━━━ Supplied records
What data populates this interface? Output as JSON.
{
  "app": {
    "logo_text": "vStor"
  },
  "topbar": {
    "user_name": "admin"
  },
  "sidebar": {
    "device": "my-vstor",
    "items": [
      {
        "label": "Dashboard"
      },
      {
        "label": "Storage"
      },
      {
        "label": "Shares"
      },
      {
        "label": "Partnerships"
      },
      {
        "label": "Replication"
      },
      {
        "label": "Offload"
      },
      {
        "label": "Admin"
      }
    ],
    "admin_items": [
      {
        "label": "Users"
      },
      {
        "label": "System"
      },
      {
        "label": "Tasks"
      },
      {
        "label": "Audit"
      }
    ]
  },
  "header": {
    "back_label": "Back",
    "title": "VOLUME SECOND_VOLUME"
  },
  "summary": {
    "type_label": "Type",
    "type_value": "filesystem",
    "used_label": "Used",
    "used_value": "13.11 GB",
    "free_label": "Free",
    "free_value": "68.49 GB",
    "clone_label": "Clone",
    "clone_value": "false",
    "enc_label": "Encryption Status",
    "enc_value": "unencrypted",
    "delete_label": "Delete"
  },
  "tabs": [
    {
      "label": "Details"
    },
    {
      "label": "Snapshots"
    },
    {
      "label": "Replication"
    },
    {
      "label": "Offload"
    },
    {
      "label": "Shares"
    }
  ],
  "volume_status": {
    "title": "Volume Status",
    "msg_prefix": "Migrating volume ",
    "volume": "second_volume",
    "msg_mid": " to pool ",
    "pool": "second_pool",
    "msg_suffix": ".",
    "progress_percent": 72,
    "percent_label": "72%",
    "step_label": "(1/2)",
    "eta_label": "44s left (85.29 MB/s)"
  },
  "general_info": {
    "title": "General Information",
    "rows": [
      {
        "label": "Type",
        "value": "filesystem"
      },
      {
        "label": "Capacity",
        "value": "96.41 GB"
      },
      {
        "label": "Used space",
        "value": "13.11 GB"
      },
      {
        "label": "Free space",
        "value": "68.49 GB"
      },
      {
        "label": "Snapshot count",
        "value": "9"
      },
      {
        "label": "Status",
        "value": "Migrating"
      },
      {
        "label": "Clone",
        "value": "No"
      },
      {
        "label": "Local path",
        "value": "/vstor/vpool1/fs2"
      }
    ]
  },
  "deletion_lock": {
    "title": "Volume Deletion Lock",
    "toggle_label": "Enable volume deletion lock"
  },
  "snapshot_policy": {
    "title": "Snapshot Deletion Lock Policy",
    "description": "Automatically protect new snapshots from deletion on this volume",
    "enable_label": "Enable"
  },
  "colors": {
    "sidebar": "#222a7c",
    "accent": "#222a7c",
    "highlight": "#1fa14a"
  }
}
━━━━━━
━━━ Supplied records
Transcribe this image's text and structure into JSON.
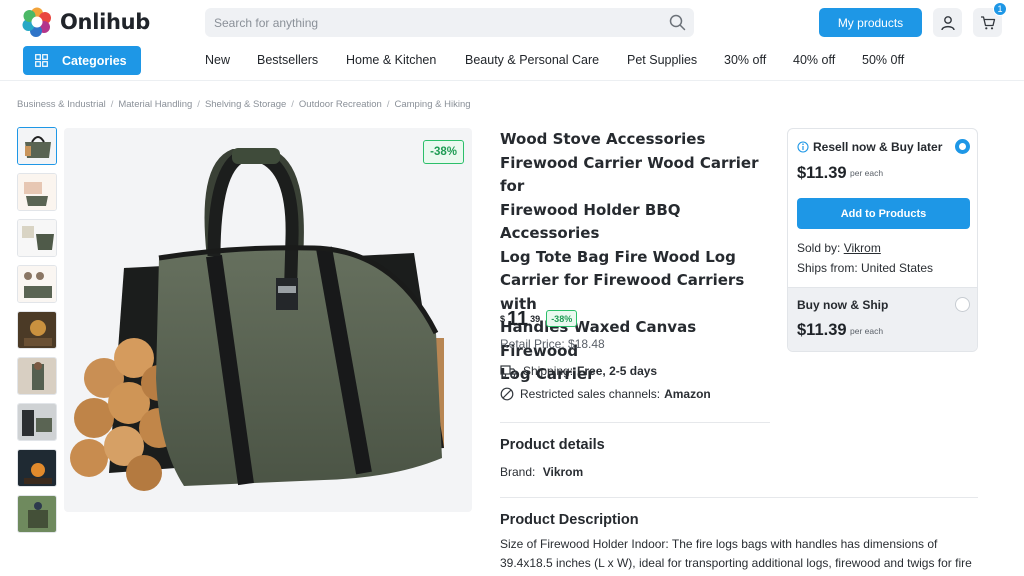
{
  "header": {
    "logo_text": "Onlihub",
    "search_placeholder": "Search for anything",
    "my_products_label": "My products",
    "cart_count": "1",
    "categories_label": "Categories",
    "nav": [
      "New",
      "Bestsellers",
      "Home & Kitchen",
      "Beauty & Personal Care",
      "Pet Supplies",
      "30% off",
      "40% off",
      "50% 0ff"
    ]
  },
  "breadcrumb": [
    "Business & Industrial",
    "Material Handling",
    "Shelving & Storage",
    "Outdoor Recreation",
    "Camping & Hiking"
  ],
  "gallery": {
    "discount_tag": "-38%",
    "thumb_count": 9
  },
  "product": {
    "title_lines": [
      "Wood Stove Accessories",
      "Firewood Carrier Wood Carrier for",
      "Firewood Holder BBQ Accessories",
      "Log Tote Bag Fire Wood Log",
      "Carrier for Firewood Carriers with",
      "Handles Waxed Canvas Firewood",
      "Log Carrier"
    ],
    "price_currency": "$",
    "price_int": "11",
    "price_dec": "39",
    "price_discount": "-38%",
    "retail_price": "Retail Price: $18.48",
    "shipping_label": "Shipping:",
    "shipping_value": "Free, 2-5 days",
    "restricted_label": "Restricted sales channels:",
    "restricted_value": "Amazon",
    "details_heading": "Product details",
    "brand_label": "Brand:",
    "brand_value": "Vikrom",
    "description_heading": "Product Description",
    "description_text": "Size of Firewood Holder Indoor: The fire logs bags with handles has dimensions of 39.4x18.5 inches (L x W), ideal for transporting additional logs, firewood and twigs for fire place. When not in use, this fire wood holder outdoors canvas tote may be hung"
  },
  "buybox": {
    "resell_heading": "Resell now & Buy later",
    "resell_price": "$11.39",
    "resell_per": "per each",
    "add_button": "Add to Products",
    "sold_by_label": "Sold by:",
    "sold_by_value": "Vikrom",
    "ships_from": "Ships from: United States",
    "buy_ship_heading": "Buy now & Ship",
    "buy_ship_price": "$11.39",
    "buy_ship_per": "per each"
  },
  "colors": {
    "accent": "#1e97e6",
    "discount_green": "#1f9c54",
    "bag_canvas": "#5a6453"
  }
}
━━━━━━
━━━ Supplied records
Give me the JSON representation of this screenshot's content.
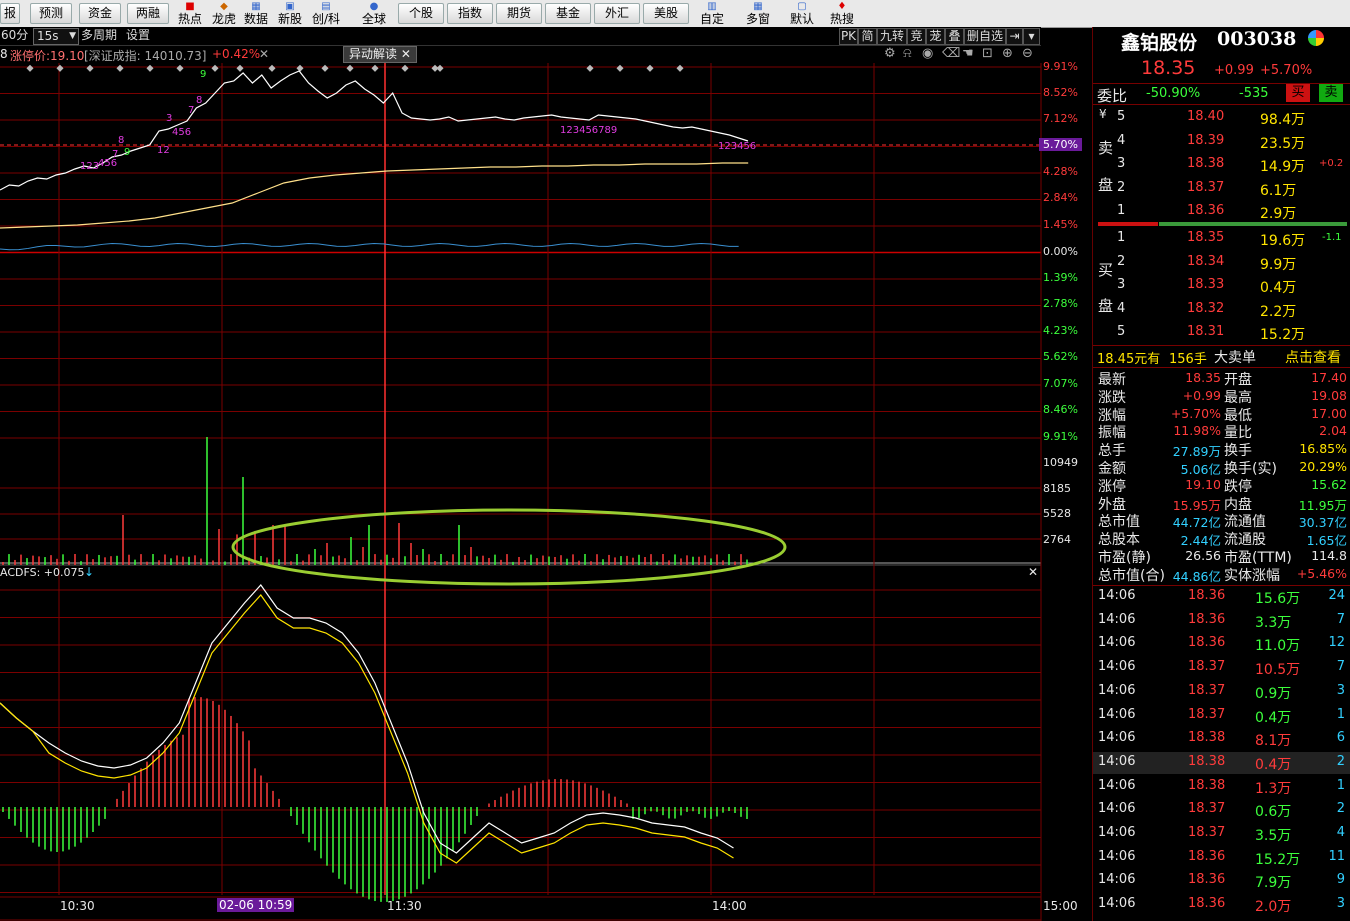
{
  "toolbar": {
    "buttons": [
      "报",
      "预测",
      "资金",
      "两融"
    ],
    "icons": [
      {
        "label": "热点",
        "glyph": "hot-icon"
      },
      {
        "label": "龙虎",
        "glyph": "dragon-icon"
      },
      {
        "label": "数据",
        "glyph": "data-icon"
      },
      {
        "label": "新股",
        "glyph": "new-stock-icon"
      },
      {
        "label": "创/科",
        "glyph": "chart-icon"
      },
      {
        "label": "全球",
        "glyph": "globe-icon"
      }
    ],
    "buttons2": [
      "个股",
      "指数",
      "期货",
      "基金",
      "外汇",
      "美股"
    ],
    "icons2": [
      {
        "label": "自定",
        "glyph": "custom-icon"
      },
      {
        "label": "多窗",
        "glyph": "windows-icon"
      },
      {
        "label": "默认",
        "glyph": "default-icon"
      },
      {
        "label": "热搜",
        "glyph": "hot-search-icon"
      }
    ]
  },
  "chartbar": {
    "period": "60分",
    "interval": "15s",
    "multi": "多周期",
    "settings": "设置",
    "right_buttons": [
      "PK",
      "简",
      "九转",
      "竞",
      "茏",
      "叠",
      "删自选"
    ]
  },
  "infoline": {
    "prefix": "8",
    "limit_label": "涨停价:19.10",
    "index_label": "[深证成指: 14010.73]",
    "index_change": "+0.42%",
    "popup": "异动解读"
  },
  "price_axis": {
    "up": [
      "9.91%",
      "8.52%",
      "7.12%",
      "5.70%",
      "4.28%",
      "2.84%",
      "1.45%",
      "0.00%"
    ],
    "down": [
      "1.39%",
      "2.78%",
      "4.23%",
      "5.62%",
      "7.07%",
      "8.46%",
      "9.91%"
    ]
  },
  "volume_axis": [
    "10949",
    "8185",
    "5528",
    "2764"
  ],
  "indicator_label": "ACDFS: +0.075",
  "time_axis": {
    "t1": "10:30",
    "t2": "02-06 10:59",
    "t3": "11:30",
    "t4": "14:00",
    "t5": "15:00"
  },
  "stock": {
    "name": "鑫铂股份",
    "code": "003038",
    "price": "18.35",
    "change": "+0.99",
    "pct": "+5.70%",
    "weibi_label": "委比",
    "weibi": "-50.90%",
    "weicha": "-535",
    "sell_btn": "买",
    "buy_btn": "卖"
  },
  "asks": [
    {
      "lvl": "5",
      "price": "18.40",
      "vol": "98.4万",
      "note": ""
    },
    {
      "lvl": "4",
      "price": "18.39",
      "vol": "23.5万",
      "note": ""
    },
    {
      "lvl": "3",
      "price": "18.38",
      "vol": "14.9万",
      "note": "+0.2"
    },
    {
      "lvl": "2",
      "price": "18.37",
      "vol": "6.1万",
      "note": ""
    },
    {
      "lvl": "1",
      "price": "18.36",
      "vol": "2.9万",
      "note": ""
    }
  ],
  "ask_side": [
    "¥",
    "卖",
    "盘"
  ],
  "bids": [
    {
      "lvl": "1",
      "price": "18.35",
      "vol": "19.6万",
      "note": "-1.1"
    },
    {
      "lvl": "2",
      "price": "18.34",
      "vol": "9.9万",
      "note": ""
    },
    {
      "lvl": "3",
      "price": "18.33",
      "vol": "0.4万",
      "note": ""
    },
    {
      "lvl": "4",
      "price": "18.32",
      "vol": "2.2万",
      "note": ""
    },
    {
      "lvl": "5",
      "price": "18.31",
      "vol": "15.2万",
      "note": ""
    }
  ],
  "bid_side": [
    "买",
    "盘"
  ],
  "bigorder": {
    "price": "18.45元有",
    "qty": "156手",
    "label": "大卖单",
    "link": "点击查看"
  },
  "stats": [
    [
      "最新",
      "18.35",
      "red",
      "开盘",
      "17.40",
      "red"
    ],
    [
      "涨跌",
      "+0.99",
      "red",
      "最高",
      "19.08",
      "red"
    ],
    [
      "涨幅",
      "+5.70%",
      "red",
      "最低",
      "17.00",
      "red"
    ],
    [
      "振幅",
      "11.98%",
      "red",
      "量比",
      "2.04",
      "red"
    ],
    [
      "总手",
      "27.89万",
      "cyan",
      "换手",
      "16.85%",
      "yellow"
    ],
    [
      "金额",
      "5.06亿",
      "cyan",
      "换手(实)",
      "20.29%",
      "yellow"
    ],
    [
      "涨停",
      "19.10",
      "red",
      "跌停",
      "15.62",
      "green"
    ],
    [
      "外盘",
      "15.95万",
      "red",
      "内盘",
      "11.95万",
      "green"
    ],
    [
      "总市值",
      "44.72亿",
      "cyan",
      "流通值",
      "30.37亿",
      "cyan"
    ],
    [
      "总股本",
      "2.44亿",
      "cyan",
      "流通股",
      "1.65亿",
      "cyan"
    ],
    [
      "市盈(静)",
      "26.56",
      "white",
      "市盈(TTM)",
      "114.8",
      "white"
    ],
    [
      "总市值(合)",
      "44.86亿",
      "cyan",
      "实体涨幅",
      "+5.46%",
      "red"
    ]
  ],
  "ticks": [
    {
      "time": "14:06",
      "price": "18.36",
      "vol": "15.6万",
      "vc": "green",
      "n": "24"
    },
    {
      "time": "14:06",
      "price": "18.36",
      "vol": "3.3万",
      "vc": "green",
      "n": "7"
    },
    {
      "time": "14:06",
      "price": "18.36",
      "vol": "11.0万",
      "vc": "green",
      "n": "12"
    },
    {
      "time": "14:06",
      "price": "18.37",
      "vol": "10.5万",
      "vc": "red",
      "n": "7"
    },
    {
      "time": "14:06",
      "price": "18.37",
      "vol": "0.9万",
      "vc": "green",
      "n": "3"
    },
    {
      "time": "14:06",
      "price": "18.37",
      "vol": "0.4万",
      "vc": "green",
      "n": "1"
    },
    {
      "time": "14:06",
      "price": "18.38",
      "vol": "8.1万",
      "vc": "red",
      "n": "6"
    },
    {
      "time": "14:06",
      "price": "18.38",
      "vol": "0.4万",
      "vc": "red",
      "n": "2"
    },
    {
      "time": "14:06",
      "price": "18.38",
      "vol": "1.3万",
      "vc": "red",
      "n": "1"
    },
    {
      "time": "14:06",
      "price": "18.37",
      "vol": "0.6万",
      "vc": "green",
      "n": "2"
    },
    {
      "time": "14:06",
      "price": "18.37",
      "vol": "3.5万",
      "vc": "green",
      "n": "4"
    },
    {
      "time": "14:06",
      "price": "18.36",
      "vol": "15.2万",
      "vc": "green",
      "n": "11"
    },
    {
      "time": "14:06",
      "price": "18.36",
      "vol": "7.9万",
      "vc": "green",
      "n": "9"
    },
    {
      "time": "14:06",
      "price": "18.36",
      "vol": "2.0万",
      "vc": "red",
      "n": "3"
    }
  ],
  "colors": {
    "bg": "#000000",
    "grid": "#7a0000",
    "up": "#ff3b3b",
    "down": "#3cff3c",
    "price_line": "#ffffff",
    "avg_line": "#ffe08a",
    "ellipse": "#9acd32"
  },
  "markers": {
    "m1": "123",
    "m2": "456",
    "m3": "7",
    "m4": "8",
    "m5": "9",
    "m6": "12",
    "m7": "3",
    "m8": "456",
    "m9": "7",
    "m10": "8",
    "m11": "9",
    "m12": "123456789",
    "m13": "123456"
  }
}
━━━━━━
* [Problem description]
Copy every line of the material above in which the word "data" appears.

* [Result of this exercise]
What data populates this interface? Output as JSON.
        "glyph": "data-icon"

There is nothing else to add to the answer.